Home > Emergency Management > Hurricane Guide > Shelter in Place

Shelter in Place

During an emergency, an emergency alert might require the public to shelter in place by taking refuge indoors.

Sheltering in place offers immediate protection for a short time in your home or other building. It is the best way to protect yourself from a hazard and is a safer alternative than evacuation.

Potentially hazardous events that might occur in Miami-Dade County requiring residents to shelter in place include:

  • Hurricanes or tornadoes
  • Chemical or other hazardous material releases (e.g., industrial accident or act of terrorism)
  • Wildfires Radiation releases (e.g., from a nuclear power plant incident or act of terrorism)
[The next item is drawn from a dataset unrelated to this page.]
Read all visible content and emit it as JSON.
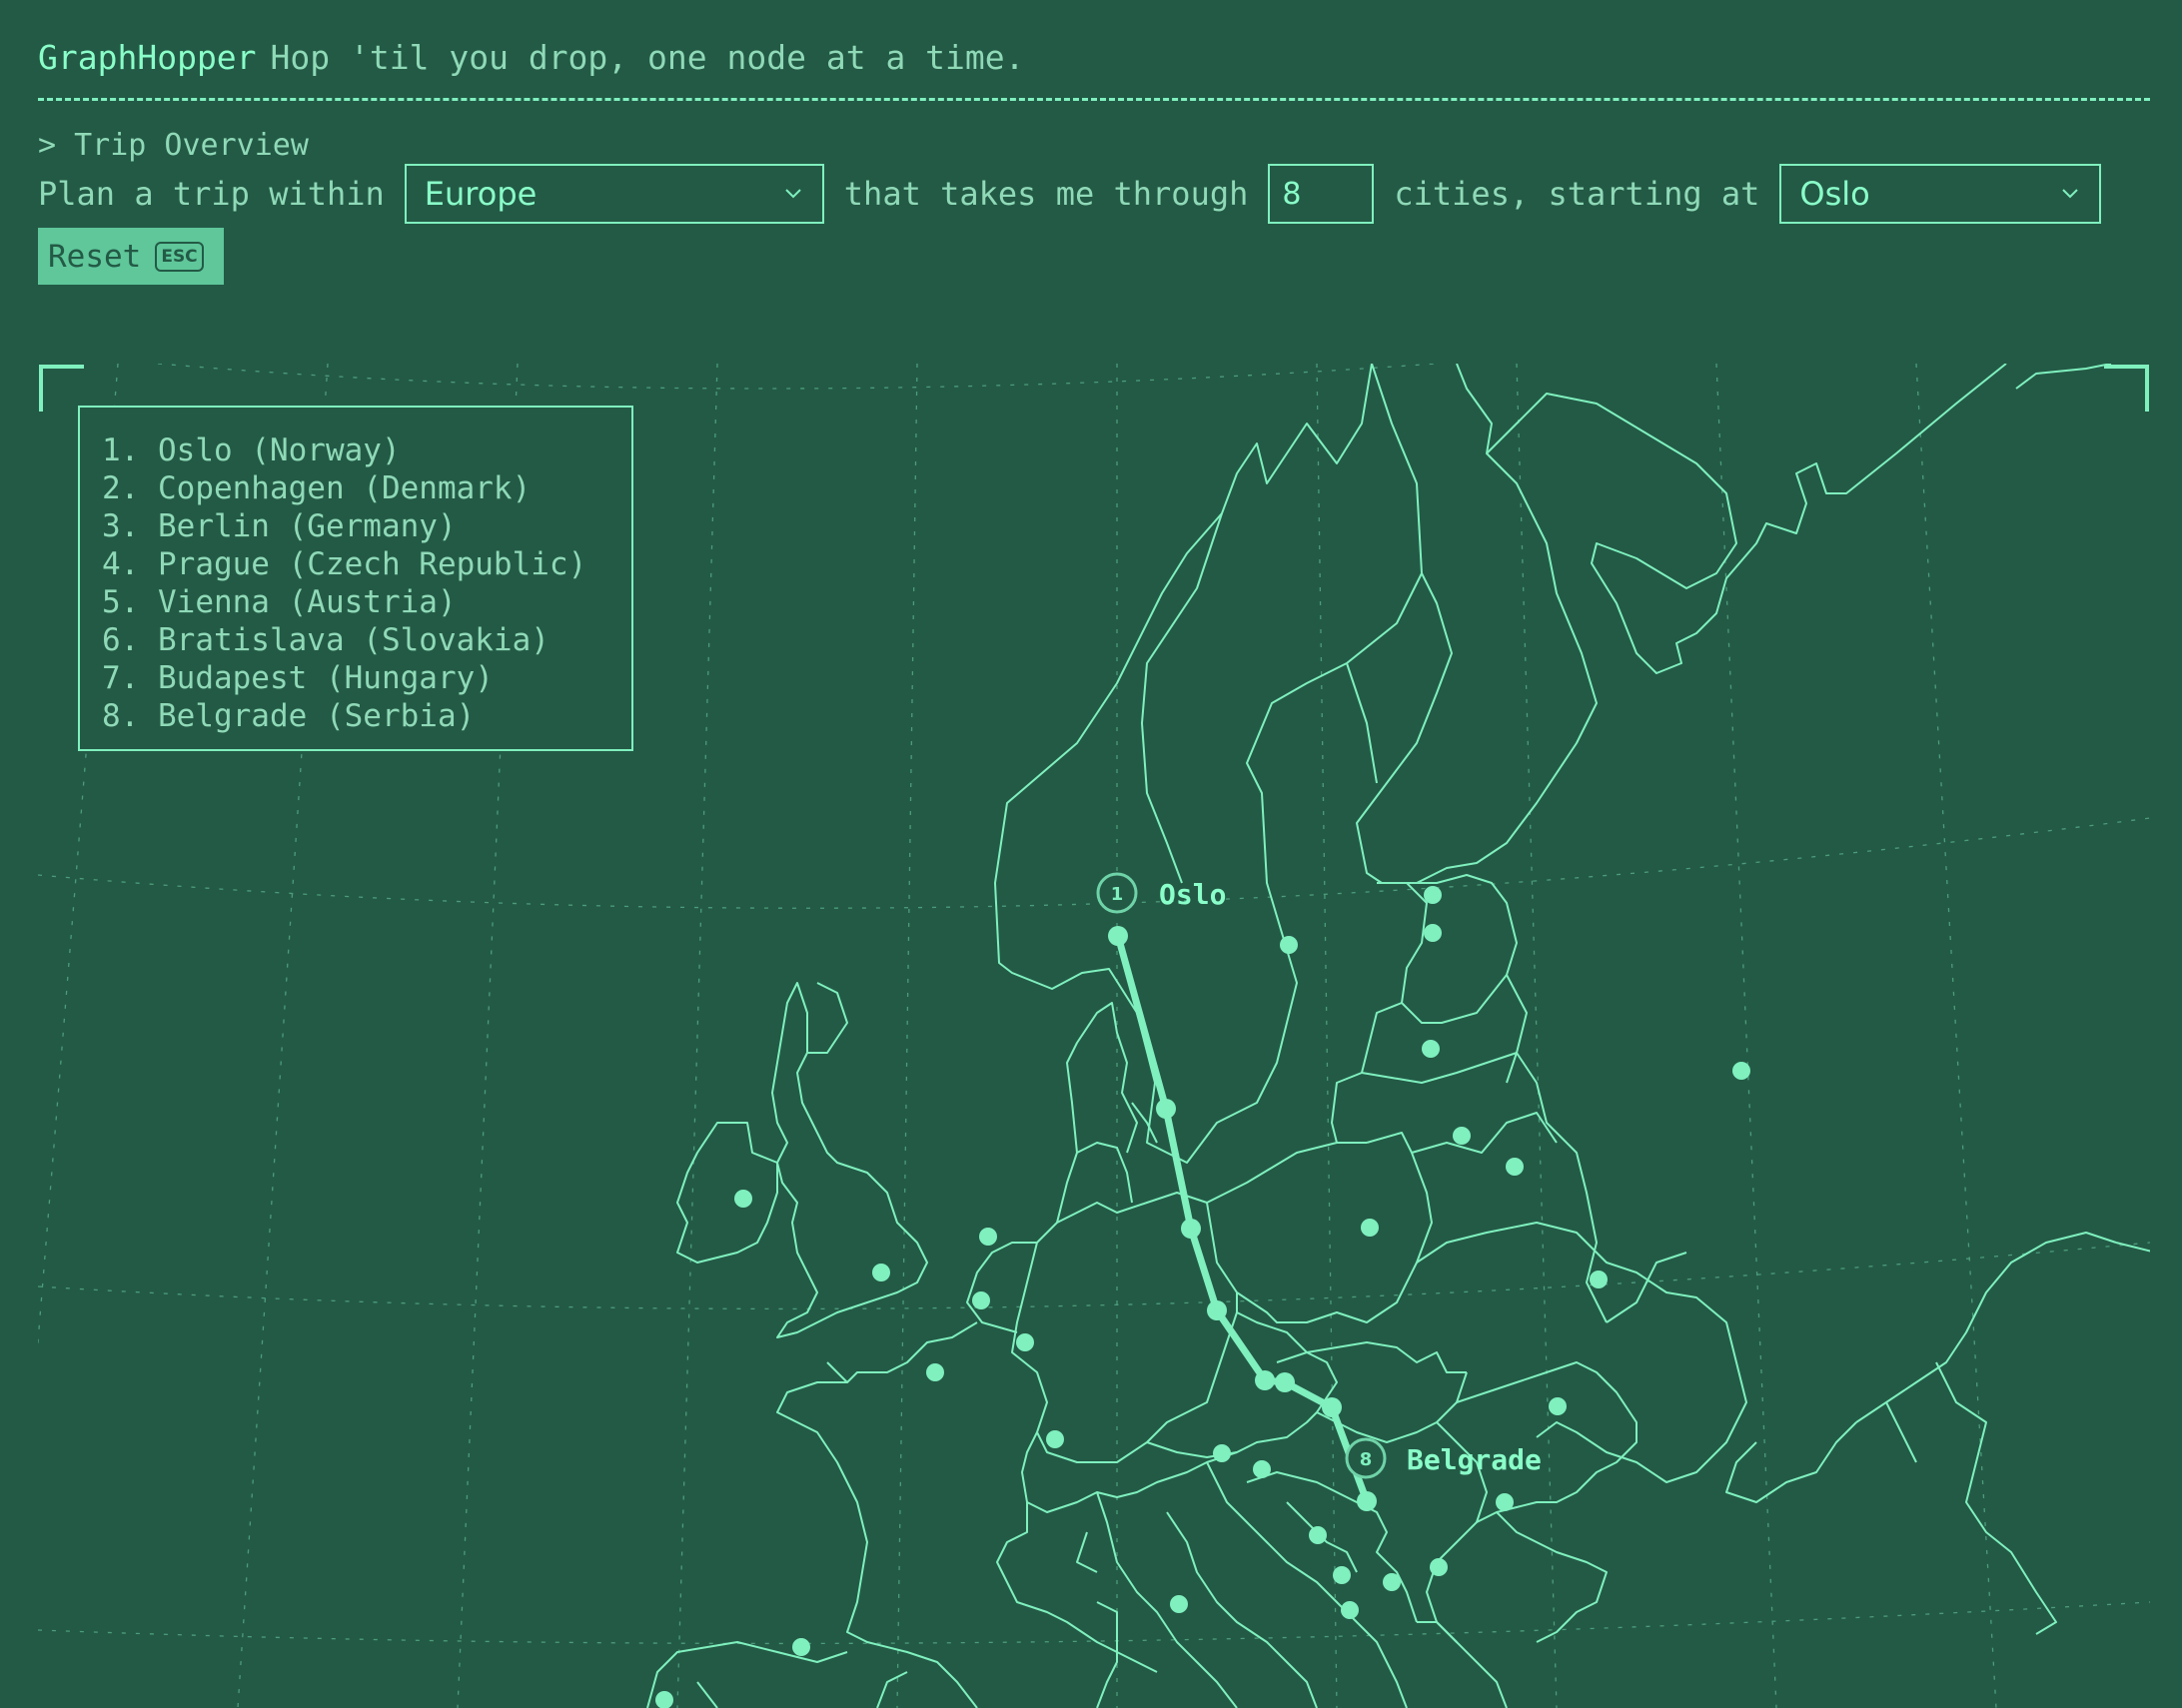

In the event of an emergency, Miami-Dade County officials will issue an emergency alert on radio or television that instructs the public to shelter in place. Listen for updates because changing conditions could alter recommendations.

During an emergency, Emergency Alert System messages will announce what protective measures are most appropriate.

For all emergencies requiring shelter in place, be sure to:

  • Go indoors to your designated shelter-in-place room or area.
  • Make sure all family members and pets are with you.
  • Bring your emergency supply kit with you.
  • For hurricanes or tornadoes, protect yourself with a mattress or padding.
  • For wildfires, turn ON air conditioners and ventilation systems; breathe through a damp cloth.
  • For a chemical, radiological, or biological threat, use plastic sheeting and duct tape to seal off windows, doors, and vents. Turn OFF fans and air conditioners.
  • Don't use gas, propane, or kerosene appliances; vapors might be toxic.
  • Listen to your radio or TV for emergency information.
  • Stay indoors until given the "all clear" signal or other instructions.

General Planning

  • Prepare a family emergency plan. Include plans for sheltering in place, evacuation, communicating with your family and caring for pets.
  • Learn about warning sirens where you live. If you live within the Emergency Planning Zone of a nuclear power plant, become familiar with that siren and when it's being tested.
  • Choose a room in which to shelter. It should be an interior room with few or no windows, doors or vents. If possible, choose a room with a water supply and a hard-wired telephone.
  • Prepare an emergency supply kit.
  • Know which local radio and TV stations broadcast emergency information.
  • Pre-cut pieces of plastic sheeting to seal cracks around windows, doors and vents in case of a chemical, radiological or biological threat (to prevent air contaminants from entering the room).
  • Learn CPR and first aid.
  • Designate a contact person outside of your area for family members to call during an emergency to report where they are.

Safe Rooms

A safe room is a reinforced area of your home or building designed to withstand severe wind storms and chemical, radiological and biological threats.

  • Learn more information on safe rooms and how to build one in your home.

If you do not have a reinforced safe room, designate an interior room with few or no windows or external doors (e.g., a hall closet) as a temporary safe room. If you have not been told to evacuate, use your designated safe room to help protect you during an emergency.

A non-reinforced safe room is not typically suitable for protection in a mobile home during high-wind emergencies.

Recovery after an emergency

Local officials will inform the public when they are confident that the threat has ended. The four options for ending shelter in place are:

  • Resume normal activity with no restrictions
  • Ventilate the shelter but remain indoors
  • Exit the shelter
  • Relocate to a designated facility